For the string "Collection", find every matching line in the records and copy it.

[Stored dataset items]
....

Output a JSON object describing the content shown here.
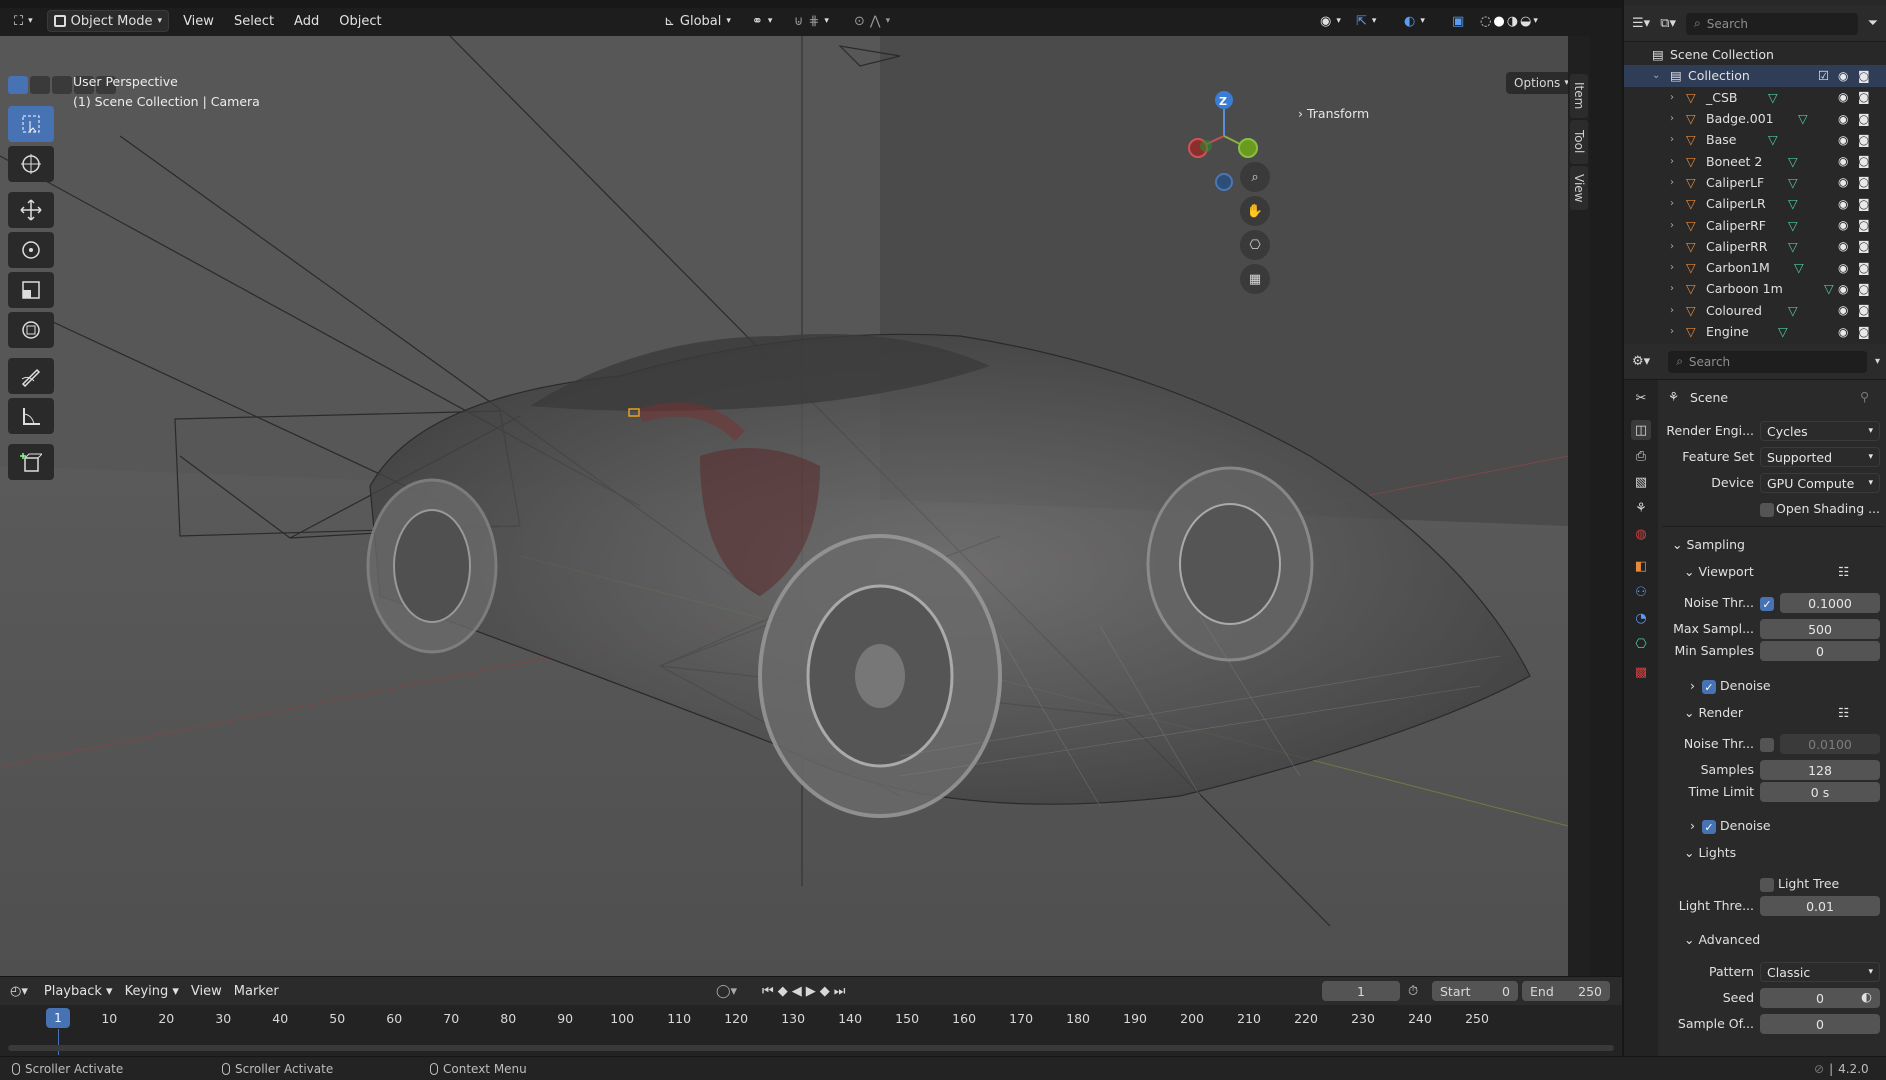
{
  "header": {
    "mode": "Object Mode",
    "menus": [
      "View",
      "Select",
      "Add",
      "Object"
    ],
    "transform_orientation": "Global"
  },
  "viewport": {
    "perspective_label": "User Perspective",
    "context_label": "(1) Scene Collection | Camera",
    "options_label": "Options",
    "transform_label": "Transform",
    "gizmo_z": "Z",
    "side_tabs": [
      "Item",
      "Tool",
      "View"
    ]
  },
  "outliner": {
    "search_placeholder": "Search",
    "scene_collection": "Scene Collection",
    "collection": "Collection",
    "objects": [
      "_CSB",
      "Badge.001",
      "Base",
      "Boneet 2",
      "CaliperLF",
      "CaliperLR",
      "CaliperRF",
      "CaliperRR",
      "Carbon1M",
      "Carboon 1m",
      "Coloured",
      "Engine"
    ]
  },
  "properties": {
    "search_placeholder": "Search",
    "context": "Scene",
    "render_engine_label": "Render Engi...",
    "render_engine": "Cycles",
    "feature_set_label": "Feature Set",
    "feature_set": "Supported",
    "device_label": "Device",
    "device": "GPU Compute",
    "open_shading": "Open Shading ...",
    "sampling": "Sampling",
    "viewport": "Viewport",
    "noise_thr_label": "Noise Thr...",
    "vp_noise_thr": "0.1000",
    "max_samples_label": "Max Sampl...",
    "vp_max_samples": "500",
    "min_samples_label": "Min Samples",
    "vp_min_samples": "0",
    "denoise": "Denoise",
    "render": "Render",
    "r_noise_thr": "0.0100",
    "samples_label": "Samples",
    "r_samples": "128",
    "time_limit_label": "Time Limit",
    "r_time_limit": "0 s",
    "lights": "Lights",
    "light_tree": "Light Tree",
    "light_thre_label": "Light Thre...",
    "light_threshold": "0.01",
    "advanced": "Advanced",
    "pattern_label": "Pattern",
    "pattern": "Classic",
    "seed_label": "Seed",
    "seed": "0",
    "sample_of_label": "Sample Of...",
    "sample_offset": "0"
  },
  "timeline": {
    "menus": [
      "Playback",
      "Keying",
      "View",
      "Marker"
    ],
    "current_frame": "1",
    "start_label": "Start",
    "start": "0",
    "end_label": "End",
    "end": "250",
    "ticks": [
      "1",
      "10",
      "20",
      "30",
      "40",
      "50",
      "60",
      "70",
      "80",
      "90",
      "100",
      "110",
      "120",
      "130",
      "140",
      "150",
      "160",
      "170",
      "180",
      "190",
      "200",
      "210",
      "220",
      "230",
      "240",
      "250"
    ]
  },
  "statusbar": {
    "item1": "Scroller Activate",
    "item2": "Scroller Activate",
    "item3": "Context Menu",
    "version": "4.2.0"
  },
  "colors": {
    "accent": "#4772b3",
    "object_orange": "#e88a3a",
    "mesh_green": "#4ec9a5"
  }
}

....

== Solution for this problem ==
    "context_label": "(1) Scene Collection | Camera",
    "scene_collection": "Scene Collection",
    "collection": "Collection",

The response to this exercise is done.